“Take me to the hospital to prove I was raped!” she pleaded
Instead, the honorary consul forced her to delete all evidence from her phone and, in agreement with the agency owner, refused to have her examined by a doctor, Berlinda told Daraj.
Worse, she was forced to return to her employer’s house.
Berlinda told Daraj that her employer continued harassing and assaulting her. She did not tell his wife out of fear for her reaction, especially as she had previously been subjected to violence by the couple. Neither did she tell anyone at the recruitment agency where she had previously met with abuse as well.
When the situation became unbearable, she contacted This Is Lebanon (TIL), a nongovernmental organization that exposes abuse of migrant workers. TIL assisted Berlinda in completing the necessary procedures to return to her home country.
According to the Atlantic Federation of African Press Agencies (FAAPA), there were some 11,645 Ghanaian women migrant workers in Lebanon in 2019. In 2020, more than 2,200 of them were able to return home with the assistance of the Ghanaian Ministry of Foreign Affairs, which stepped in when the relevant Lebanese authorities failed to respond.
According to Charles Oredo, Deputy Minister of Foreign Affairs and Regional Integration in Guinea, the cost of return at the time exceeded US$ 1 million, of which the Ghanaian government paid more than half. The consulate in Lebanon did not consider the issue a priority.
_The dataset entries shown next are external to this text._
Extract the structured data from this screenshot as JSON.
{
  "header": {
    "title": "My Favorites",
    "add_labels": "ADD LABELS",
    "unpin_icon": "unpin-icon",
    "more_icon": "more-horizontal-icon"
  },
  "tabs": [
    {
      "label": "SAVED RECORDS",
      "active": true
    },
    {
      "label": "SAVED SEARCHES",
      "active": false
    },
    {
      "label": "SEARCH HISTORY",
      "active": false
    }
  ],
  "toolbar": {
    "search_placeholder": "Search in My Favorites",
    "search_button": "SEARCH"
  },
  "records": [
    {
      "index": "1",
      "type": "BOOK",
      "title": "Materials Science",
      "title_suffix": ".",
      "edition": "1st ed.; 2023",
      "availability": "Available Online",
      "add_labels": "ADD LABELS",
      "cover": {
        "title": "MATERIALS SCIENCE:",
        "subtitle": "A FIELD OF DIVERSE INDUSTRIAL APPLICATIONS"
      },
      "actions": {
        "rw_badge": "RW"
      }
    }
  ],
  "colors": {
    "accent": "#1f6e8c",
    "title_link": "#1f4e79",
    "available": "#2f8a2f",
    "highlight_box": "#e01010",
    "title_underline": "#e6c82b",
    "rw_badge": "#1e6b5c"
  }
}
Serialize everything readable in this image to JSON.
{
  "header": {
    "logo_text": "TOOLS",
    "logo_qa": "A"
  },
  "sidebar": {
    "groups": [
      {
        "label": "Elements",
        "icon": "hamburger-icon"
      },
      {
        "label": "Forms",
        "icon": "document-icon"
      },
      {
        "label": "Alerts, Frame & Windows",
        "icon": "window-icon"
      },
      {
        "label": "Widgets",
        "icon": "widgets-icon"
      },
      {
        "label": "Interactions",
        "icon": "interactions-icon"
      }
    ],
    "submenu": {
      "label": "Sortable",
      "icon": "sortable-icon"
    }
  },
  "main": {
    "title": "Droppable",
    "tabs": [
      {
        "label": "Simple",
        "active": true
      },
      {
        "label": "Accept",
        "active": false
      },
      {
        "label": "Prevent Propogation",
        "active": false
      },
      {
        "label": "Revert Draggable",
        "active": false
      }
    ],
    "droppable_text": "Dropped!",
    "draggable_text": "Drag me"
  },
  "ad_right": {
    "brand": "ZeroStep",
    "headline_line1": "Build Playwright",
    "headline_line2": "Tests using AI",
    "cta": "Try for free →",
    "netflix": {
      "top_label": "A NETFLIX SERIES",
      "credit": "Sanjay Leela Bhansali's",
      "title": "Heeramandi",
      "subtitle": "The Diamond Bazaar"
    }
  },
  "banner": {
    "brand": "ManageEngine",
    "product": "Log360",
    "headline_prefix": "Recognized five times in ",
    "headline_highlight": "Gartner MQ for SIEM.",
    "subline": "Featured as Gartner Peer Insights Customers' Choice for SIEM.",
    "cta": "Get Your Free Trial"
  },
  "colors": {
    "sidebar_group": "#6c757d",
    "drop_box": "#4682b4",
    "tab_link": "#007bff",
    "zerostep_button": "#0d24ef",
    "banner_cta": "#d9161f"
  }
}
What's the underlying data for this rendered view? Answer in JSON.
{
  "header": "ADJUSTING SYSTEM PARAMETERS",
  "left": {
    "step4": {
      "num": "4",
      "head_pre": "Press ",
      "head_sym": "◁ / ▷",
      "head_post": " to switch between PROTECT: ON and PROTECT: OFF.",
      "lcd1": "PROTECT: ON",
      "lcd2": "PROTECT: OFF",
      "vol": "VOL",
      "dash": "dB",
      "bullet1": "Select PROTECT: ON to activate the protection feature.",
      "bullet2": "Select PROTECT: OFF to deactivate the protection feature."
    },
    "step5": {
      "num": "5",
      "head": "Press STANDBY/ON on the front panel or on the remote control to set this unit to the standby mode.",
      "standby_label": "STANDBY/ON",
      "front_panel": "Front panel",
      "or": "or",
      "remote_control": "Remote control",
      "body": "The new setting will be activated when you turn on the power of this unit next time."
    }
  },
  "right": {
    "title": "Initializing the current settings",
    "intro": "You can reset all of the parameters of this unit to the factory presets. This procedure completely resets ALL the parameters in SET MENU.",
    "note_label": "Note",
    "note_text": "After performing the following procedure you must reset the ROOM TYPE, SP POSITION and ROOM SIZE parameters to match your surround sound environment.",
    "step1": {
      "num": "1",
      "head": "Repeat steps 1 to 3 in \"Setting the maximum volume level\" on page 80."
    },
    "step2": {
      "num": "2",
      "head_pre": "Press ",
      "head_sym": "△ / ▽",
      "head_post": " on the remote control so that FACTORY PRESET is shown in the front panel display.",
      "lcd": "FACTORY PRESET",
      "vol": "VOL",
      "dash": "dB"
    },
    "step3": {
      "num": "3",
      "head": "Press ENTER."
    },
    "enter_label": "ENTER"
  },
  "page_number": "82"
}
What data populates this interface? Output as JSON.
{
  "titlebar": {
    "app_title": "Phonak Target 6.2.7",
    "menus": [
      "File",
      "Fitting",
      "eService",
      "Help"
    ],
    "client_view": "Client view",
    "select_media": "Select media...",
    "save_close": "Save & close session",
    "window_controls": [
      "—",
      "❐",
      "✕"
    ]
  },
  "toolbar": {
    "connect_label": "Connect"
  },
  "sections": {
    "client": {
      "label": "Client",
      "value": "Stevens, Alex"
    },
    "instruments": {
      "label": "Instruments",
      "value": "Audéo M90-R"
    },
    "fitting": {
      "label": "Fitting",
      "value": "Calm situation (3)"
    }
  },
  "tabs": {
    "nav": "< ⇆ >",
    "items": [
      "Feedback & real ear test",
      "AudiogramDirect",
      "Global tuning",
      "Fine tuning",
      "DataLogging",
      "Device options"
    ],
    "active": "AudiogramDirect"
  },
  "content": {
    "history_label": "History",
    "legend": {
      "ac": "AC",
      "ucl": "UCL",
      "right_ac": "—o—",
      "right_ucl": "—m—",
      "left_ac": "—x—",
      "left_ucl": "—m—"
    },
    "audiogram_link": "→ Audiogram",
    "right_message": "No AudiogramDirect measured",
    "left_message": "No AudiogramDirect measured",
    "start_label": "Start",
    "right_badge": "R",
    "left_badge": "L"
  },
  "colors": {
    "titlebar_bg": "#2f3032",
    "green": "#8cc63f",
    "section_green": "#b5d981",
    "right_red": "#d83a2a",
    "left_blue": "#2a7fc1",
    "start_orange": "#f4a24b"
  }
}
Until 2021 Lebanese businessman Michel Haddad held the position. He withdrew from the diplomatic scene after leaks revealed that he exploited his position for financial gain. He had developed a complex network of relations with foreign domestic worker recruitment agencies.
According to TIL, one of these was the QuickStep Services agency, which is run by Hussein Mroue. We asked Ghana’s honorary consulate in Lebanon to comment but did not receive a response. Ali Samih Jaafar is currently Ghana’s honorary consul in Lebanon.
During her third year in Lebanon, Victoria supported her coworkers as they demonstrated in front of the Cameroonian consulate in July 2020, shortly before the Beirut Port explosion.
Victoria was working as a freelancer before she left Lebanon. According to her, it was the first time circumstances had worsened to such an extent that the Cameroonian women in Lebanon had decided to go on strike and organise a sit-in.
Yet, Jean Abboud, president of the Union of Travel and Tourism Agencies in Lebanon, as well as Cameroon’s honorary consul in Lebanon for over 20 years, ignored the women in front of his office.
“When you arrive at the consulate, you are alone despite all the promises of assistance and care,” Victoria told Daraj.
The refusal of the Lebanese authorities to respond to the grievances of the protesting women workers has become increasingly apparent, particularly in relation to the “laissez-passer,” a document that allows for a one-time border crossing in special circumstances when a passport is not available.
Unfortunately, domestic workers all too often have to rely on this, as their passports are often confiscated by the recruitment agencies. This practice, which has no legal backing, is used to control the lives of women workers.
The Camoorinian women found themselves having to deal with the honorary consul’s secretary, as Abboud was always absent, and never responded to their complaints or commented on their suffering.